Copy each line in the data below that contains the word "label".

Recorded data:
***

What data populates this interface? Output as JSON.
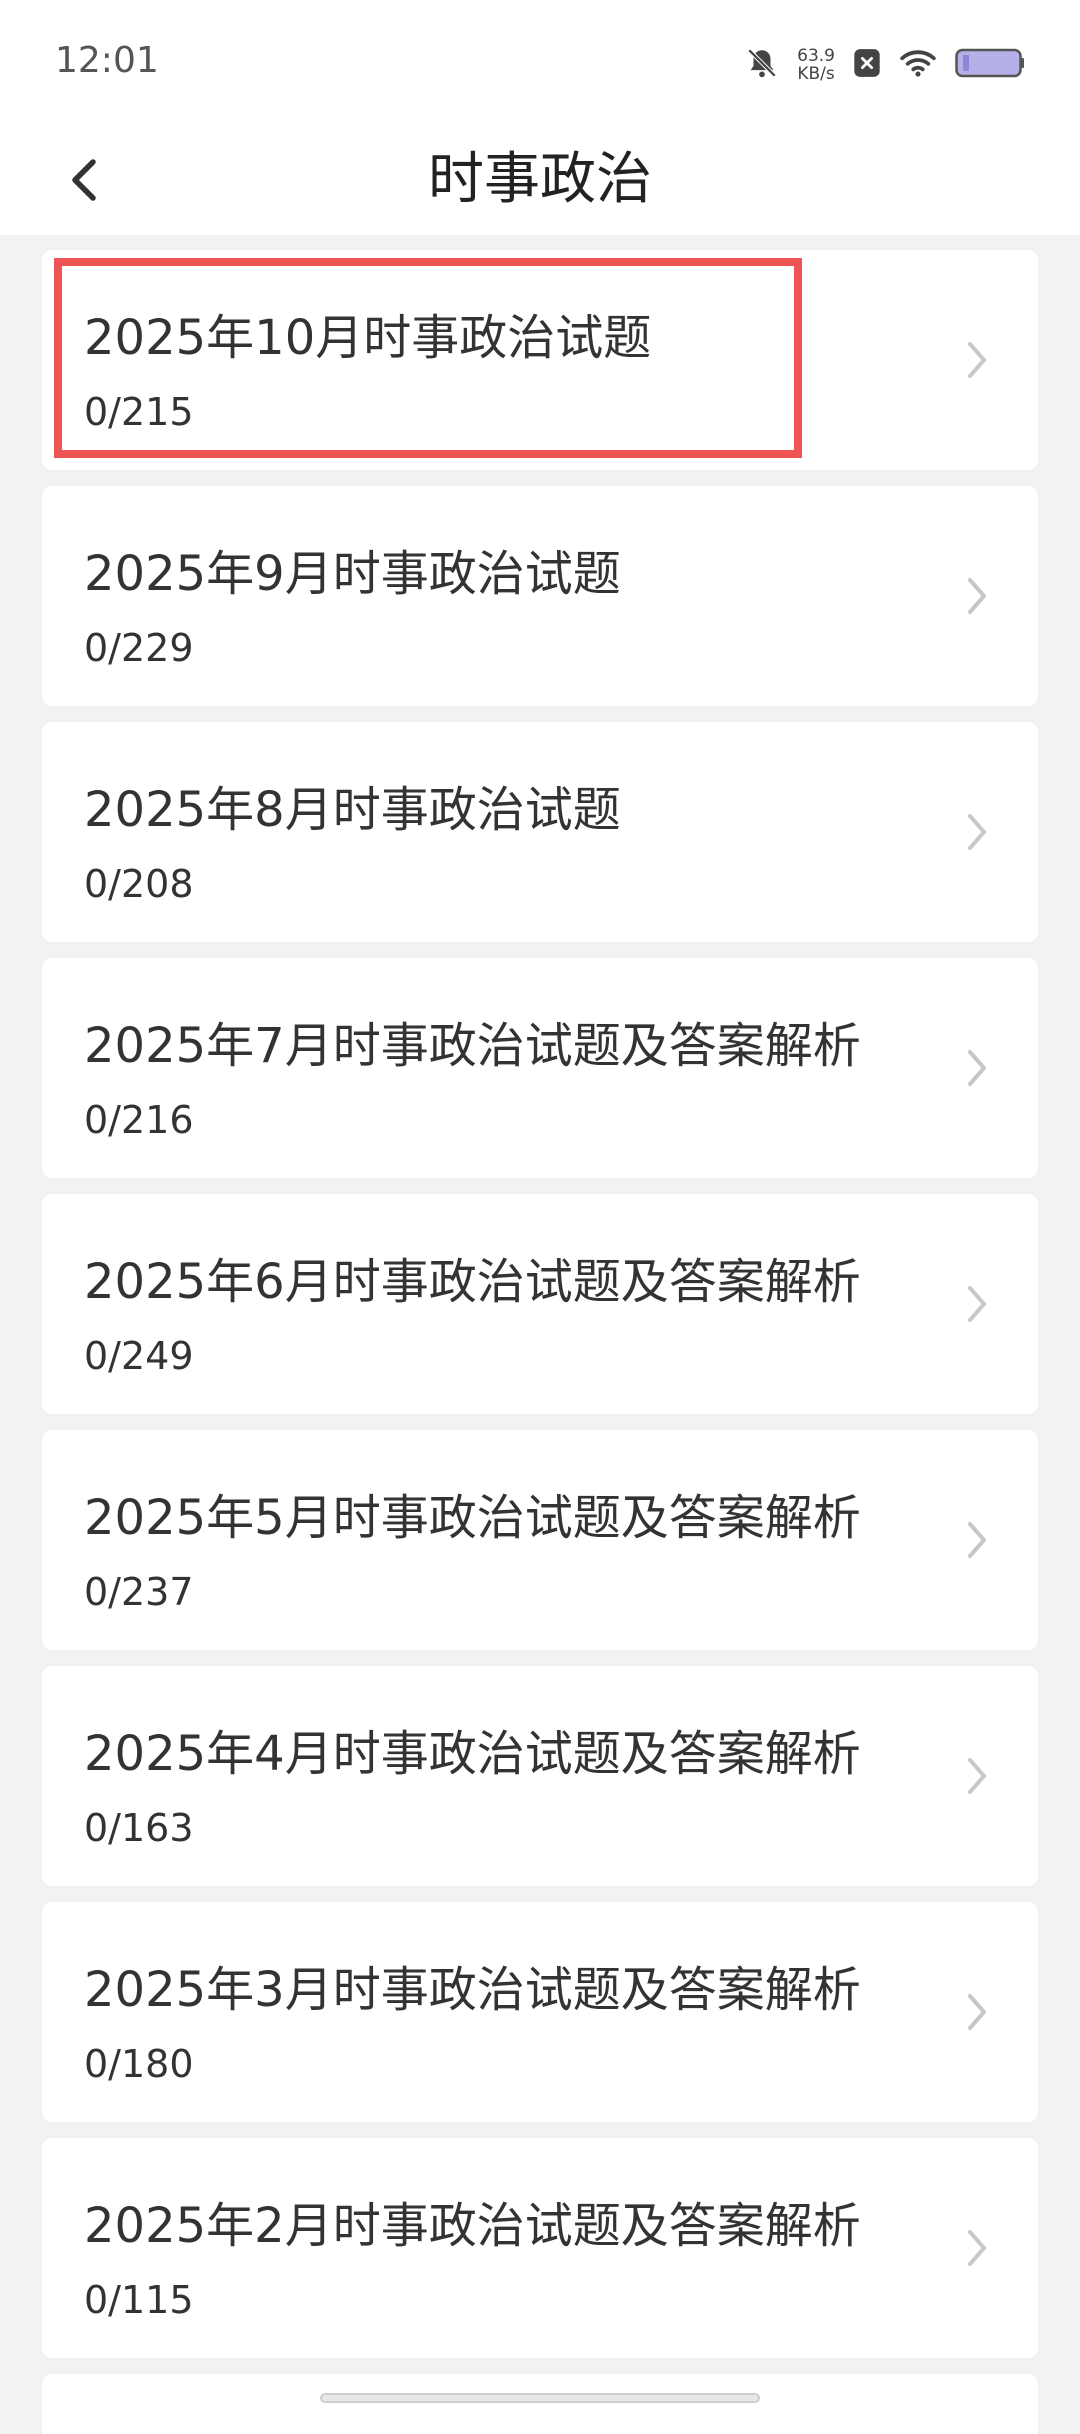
{
  "status_bar": {
    "time": "12:01",
    "net_speed_value": "63.9",
    "net_speed_unit": "KB/s",
    "icons": [
      "bell-off-icon",
      "close-badge-icon",
      "wifi-icon",
      "battery-icon"
    ]
  },
  "header": {
    "title": "时事政治",
    "back_icon": "chevron-left-icon"
  },
  "items": [
    {
      "title": "2025年10月时事政治试题",
      "count": "0/215"
    },
    {
      "title": "2025年9月时事政治试题",
      "count": "0/229"
    },
    {
      "title": "2025年8月时事政治试题",
      "count": "0/208"
    },
    {
      "title": "2025年7月时事政治试题及答案解析",
      "count": "0/216"
    },
    {
      "title": "2025年6月时事政治试题及答案解析",
      "count": "0/249"
    },
    {
      "title": "2025年5月时事政治试题及答案解析",
      "count": "0/237"
    },
    {
      "title": "2025年4月时事政治试题及答案解析",
      "count": "0/163"
    },
    {
      "title": "2025年3月时事政治试题及答案解析",
      "count": "0/180"
    },
    {
      "title": "2025年2月时事政治试题及答案解析",
      "count": "0/115"
    }
  ],
  "colors": {
    "highlight": "#ee5454",
    "background": "#f2f2f2",
    "card": "#ffffff",
    "chevron": "#c8c8c8"
  }
}
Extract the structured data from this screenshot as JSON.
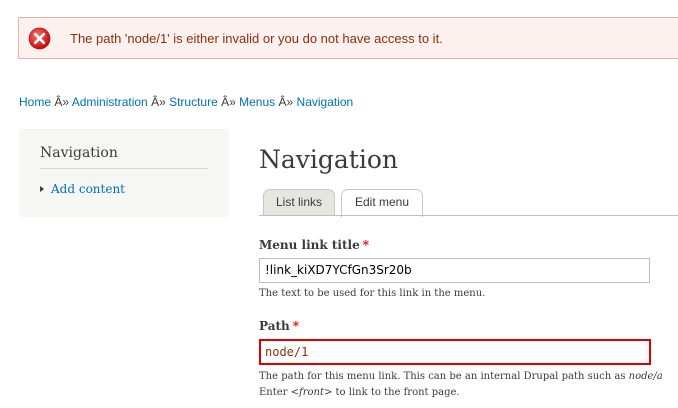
{
  "message": {
    "text": "The path 'node/1' is either invalid or you do not have access to it.",
    "icon": "error-icon",
    "colors": {
      "text": "#8c2e0b",
      "background": "#fcf1ef",
      "border": "#e8b3a5",
      "icon": "#d21e1e"
    }
  },
  "breadcrumb": {
    "items": [
      "Home",
      "Administration",
      "Structure",
      "Menus",
      "Navigation"
    ],
    "separator": " Â» "
  },
  "sidebar": {
    "title": "Navigation",
    "items": [
      {
        "label": "Add content"
      }
    ]
  },
  "page": {
    "title": "Navigation",
    "tabs": [
      {
        "label": "List links",
        "active": false
      },
      {
        "label": "Edit menu",
        "active": true
      }
    ]
  },
  "form": {
    "link_title": {
      "label": "Menu link title",
      "required_mark": "*",
      "value": "!link_kiXD7YCfGn3Sr20b",
      "description": "The text to be used for this link in the menu."
    },
    "path": {
      "label": "Path",
      "required_mark": "*",
      "value": "node/1",
      "description_line1_prefix": "The path for this menu link. This can be an internal Drupal path such as ",
      "description_line1_em": "node/a",
      "description_line2_prefix": "Enter ",
      "description_line2_em": "<front>",
      "description_line2_suffix": " to link to the front page."
    }
  },
  "colors": {
    "link": "#0071b3",
    "required": "#e40000",
    "error_border": "#d90000"
  }
}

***

◆ **Task result**:
        "label": "Add content"
        "label": "List links",
        "label": "Edit menu",
      "label": "Menu link title",
      "label": "Path",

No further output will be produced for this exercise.